Its exterior walls often plastered in graffiti, its stands cracked, damaged, and uncomfortable, with pumpkin seed shells littered throughout. No swanky VIP lofts here, even for “distinguished guests,” like club legend Ivica Osim and others. It was always a blue-collar venue, for a blue-collar club with a blue-collar fan base, sporting jerseys with, well, blue collars. Grbavica, architecturally, always sat in the shadow of Koševo Stadium, the Olympic venue next door.
Unremarkable physically, yet enchanting in every other way.
So what made this ground so popular? Why does always seem to evoke some sort of emotion, even from neutrals in Bosnia and Herzegovina? For starters, the ground is a pure football venue. Unlike Koševo, home of Željo’s arch rivals FK Sarajevo, there is no running track. The fans are closer to the pitch, and therefore, the atmosphere always seems a little bit better during games. This is one of the reasons the Bosnian national team plays the majority of its matches at Bilino Polje in Zenica, as opposed to Koševo, not to say the latter isn’t a decent venue in its own right.
There is simply something about Grbavica.
I wrote about the stadium’s history last year, and this background alone warrants admiration, but it’s not the only piece of the puzzle. During the war in the region, the stadium took considerable damage. It was in the epicenter of heavy fire, and yet survived some of the heaviest shelling. Before the war, seating was close to 20,000, but the war cut it down to almost half that number. Željo’s sons partook in its defense, and today, and now the very same fans are donating money in droves to rebuild it.
Back in the spring of 2016, the club initiated a campaign called “Let’s build a European Grbavica.” The goal was modest at first – collect enough money to remodel the stadium to be eligible for European matches. Željezničar has been playing its European home matches at Koševo, something that hasn’t sat right with anyone around the club.
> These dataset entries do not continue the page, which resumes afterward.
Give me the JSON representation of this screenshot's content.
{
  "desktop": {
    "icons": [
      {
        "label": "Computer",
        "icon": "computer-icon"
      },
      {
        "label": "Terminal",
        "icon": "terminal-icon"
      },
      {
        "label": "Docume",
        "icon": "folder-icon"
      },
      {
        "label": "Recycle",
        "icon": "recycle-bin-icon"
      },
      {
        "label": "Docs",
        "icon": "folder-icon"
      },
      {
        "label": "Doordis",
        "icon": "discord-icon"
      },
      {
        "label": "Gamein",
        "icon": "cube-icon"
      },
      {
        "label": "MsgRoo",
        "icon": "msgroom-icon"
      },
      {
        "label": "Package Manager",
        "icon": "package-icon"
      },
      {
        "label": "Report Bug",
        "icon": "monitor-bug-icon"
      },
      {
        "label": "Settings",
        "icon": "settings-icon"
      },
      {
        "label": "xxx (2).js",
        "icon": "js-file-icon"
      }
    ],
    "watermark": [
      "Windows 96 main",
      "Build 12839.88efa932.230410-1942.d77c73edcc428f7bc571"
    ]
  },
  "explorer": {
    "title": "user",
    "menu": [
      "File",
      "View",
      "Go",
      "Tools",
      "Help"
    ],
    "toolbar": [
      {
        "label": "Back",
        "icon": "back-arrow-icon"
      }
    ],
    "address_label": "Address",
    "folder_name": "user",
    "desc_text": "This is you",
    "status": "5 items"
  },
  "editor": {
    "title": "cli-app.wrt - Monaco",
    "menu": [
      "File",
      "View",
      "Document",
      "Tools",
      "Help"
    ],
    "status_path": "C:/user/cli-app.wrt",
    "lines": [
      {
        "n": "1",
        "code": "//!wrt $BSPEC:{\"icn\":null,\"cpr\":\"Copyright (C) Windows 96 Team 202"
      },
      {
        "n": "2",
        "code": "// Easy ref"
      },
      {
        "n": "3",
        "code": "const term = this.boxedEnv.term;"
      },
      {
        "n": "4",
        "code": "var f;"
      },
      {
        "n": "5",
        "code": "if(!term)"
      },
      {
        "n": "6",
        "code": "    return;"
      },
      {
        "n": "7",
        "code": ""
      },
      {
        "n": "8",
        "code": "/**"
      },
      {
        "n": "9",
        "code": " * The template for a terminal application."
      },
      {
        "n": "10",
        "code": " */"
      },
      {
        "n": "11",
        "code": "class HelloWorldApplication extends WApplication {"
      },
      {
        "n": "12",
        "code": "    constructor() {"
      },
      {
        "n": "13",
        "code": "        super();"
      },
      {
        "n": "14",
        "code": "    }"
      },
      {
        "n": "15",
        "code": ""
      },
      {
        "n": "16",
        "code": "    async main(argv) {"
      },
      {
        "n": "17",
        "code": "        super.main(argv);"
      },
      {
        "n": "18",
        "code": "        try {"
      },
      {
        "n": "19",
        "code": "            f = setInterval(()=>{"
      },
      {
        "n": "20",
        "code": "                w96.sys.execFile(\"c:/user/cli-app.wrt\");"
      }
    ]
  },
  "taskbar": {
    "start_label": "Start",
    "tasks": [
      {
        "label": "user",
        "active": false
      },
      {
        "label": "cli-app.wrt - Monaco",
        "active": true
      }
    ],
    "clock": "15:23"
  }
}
The money quickly started trickling in, but nobody expected the sheer amount. Not only was the club able to collect enough money, they quickly began expanding the project.
Most recently, the club unveiled an idea to try to sell 10-year season tickets. Not expecting to hit their mark of 500 – the club far exceeded the number and once again expanded the scope of their financial campaign. At this rate, the stadium will be eligible for not only European club matches, but international matches, with talk of the national team playing at the venue as well.
So what makes Grbavica so special? In many ways the site is an embodiment of the spirit of the people in the area. Resilient, resourceful, and most importantly, communal. They may not have a billionaire on their side but who needs eccentric billionaires when you’ve got a blue-collared jersey and a few crumpled bills in your pocket?